What you have to do =
Will you give every entry again exactly as it stands?

- - - -

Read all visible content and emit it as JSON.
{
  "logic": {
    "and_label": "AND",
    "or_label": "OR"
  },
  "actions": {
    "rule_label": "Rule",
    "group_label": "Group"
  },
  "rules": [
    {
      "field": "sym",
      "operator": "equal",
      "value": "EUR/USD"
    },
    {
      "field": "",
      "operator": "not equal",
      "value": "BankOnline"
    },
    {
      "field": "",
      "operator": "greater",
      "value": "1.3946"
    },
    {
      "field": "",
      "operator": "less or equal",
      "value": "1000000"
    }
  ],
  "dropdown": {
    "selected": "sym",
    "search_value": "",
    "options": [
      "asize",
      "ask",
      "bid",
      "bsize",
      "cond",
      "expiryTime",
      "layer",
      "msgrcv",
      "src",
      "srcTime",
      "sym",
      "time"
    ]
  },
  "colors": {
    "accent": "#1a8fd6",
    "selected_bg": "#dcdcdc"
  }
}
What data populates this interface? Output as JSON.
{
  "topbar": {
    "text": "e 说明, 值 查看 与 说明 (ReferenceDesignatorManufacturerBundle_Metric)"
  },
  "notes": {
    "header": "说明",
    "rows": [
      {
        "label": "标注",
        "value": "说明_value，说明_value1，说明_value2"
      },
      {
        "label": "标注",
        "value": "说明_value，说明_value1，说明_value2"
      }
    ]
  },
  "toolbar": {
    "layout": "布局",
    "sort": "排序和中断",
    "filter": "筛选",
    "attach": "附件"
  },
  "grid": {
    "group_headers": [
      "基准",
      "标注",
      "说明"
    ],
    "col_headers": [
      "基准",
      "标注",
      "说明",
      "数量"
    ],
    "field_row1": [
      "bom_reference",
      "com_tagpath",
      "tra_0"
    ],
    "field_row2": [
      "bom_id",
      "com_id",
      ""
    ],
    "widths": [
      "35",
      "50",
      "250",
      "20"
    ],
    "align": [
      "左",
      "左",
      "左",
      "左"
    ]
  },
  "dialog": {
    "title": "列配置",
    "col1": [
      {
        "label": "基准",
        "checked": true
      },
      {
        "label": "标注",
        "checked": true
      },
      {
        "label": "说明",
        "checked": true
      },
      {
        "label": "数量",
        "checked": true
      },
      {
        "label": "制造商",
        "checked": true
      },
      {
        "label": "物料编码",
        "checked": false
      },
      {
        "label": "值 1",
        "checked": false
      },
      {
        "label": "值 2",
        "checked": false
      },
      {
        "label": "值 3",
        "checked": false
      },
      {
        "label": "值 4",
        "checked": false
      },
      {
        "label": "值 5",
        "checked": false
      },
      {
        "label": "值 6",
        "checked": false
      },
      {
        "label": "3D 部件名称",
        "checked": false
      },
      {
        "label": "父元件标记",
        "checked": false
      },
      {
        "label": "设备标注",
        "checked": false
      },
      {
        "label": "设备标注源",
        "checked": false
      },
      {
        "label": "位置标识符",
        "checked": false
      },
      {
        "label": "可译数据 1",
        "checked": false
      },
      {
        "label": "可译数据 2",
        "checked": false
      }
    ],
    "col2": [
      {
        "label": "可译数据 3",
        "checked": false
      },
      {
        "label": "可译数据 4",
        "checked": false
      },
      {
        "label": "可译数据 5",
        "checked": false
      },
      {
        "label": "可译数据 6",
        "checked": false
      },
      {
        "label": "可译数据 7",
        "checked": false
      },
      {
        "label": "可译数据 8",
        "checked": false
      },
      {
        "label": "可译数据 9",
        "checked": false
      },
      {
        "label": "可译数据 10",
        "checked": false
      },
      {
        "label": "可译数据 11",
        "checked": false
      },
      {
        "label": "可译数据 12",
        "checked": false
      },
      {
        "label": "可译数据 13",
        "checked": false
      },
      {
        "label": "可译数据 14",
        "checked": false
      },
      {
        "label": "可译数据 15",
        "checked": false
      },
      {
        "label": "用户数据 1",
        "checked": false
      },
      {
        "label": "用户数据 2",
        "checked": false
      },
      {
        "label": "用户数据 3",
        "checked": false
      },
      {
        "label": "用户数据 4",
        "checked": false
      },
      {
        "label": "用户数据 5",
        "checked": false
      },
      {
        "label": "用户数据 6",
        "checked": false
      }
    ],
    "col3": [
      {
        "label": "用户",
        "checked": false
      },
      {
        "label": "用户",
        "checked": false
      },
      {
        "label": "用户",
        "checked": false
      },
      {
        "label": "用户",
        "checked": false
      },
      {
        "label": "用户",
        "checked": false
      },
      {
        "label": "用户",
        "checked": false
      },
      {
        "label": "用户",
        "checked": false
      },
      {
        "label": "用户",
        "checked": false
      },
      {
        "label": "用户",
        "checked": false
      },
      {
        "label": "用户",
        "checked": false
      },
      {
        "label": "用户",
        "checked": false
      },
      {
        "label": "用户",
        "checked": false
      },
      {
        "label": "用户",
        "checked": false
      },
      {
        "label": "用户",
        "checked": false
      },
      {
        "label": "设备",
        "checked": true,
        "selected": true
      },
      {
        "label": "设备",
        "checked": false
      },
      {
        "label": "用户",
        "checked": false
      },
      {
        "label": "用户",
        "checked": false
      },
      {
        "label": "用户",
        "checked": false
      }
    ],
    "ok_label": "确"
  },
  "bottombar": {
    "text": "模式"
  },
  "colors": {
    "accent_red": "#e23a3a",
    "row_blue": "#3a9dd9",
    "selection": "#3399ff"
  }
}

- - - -

Response to this task =
Read all visible content and emit it as JSON.
{
  "logic": {
    "and_label": "AND",
    "or_label": "OR"
  },
  "actions": {
    "rule_label": "Rule",
    "group_label": "Group"
  },
  "rules": [
    {
      "field": "sym",
      "operator": "equal",
      "value": "EUR/USD"
    },
    {
      "field": "",
      "operator": "not equal",
      "value": "BankOnline"
    },
    {
      "field": "",
      "operator": "greater",
      "value": "1.3946"
    },
    {
      "field": "",
      "operator": "less or equal",
      "value": "1000000"
    }
  ],
  "dropdown": {
    "selected": "sym",
    "search_value": "",
    "options": [
      "asize",
      "ask",
      "bid",
      "bsize",
      "cond",
      "expiryTime",
      "layer",
      "msgrcv",
      "src",
      "srcTime",
      "sym",
      "time"
    ]
  },
  "colors": {
    "accent": "#1a8fd6",
    "selected_bg": "#dcdcdc"
  }
}
What data populates this interface? Output as JSON.
{
  "topbar": {
    "text": "e 说明, 值 查看 与 说明 (ReferenceDesignatorManufacturerBundle_Metric)"
  },
  "notes": {
    "header": "说明",
    "rows": [
      {
        "label": "标注",
        "value": "说明_value，说明_value1，说明_value2"
      },
      {
        "label": "标注",
        "value": "说明_value，说明_value1，说明_value2"
      }
    ]
  },
  "toolbar": {
    "layout": "布局",
    "sort": "排序和中断",
    "filter": "筛选",
    "attach": "附件"
  },
  "grid": {
    "group_headers": [
      "基准",
      "标注",
      "说明"
    ],
    "col_headers": [
      "基准",
      "标注",
      "说明",
      "数量"
    ],
    "field_row1": [
      "bom_reference",
      "com_tagpath",
      "tra_0"
    ],
    "field_row2": [
      "bom_id",
      "com_id",
      ""
    ],
    "widths": [
      "35",
      "50",
      "250",
      "20"
    ],
    "align": [
      "左",
      "左",
      "左",
      "左"
    ]
  },
  "dialog": {
    "title": "列配置",
    "col1": [
      {
        "label": "基准",
        "checked": true
      },
      {
        "label": "标注",
        "checked": true
      },
      {
        "label": "说明",
        "checked": true
      },
      {
        "label": "数量",
        "checked": true
      },
      {
        "label": "制造商",
        "checked": true
      },
      {
        "label": "物料编码",
        "checked": false
      },
      {
        "label": "值 1",
        "checked": false
      },
      {
        "label": "值 2",
        "checked": false
      },
      {
        "label": "值 3",
        "checked": false
      },
      {
        "label": "值 4",
        "checked": false
      },
      {
        "label": "值 5",
        "checked": false
      },
      {
        "label": "值 6",
        "checked": false
      },
      {
        "label": "3D 部件名称",
        "checked": false
      },
      {
        "label": "父元件标记",
        "checked": false
      },
      {
        "label": "设备标注",
        "checked": false
      },
      {
        "label": "设备标注源",
        "checked": false
      },
      {
        "label": "位置标识符",
        "checked": false
      },
      {
        "label": "可译数据 1",
        "checked": false
      },
      {
        "label": "可译数据 2",
        "checked": false
      }
    ],
    "col2": [
      {
        "label": "可译数据 3",
        "checked": false
      },
      {
        "label": "可译数据 4",
        "checked": false
      },
      {
        "label": "可译数据 5",
        "checked": false
      },
      {
        "label": "可译数据 6",
        "checked": false
      },
      {
        "label": "可译数据 7",
        "checked": false
      },
      {
        "label": "可译数据 8",
        "checked": false
      },
      {
        "label": "可译数据 9",
        "checked": false
      },
      {
        "label": "可译数据 10",
        "checked": false
      },
      {
        "label": "可译数据 11",
        "checked": false
      },
      {
        "label": "可译数据 12",
        "checked": false
      },
      {
        "label": "可译数据 13",
        "checked": false
      },
      {
        "label": "可译数据 14",
        "checked": false
      },
      {
        "label": "可译数据 15",
        "checked": false
      },
      {
        "label": "用户数据 1",
        "checked": false
      },
      {
        "label": "用户数据 2",
        "checked": false
      },
      {
        "label": "用户数据 3",
        "checked": false
      },
      {
        "label": "用户数据 4",
        "checked": false
      },
      {
        "label": "用户数据 5",
        "checked": false
      },
      {
        "label": "用户数据 6",
        "checked": false
      }
    ],
    "col3": [
      {
        "label": "用户",
        "checked": false
      },
      {
        "label": "用户",
        "checked": false
      },
      {
        "label": "用户",
        "checked": false
      },
      {
        "label": "用户",
        "checked": false
      },
      {
        "label": "用户",
        "checked": false
      },
      {
        "label": "用户",
        "checked": false
      },
      {
        "label": "用户",
        "checked": false
      },
      {
        "label": "用户",
        "checked": false
      },
      {
        "label": "用户",
        "checked": false
      },
      {
        "label": "用户",
        "checked": false
      },
      {
        "label": "用户",
        "checked": false
      },
      {
        "label": "用户",
        "checked": false
      },
      {
        "label": "用户",
        "checked": false
      },
      {
        "label": "用户",
        "checked": false
      },
      {
        "label": "设备",
        "checked": true,
        "selected": true
      },
      {
        "label": "设备",
        "checked": false
      },
      {
        "label": "用户",
        "checked": false
      },
      {
        "label": "用户",
        "checked": false
      },
      {
        "label": "用户",
        "checked": false
      }
    ],
    "ok_label": "确"
  },
  "bottombar": {
    "text": "模式"
  },
  "colors": {
    "accent_red": "#e23a3a",
    "row_blue": "#3a9dd9",
    "selection": "#3399ff"
  }
}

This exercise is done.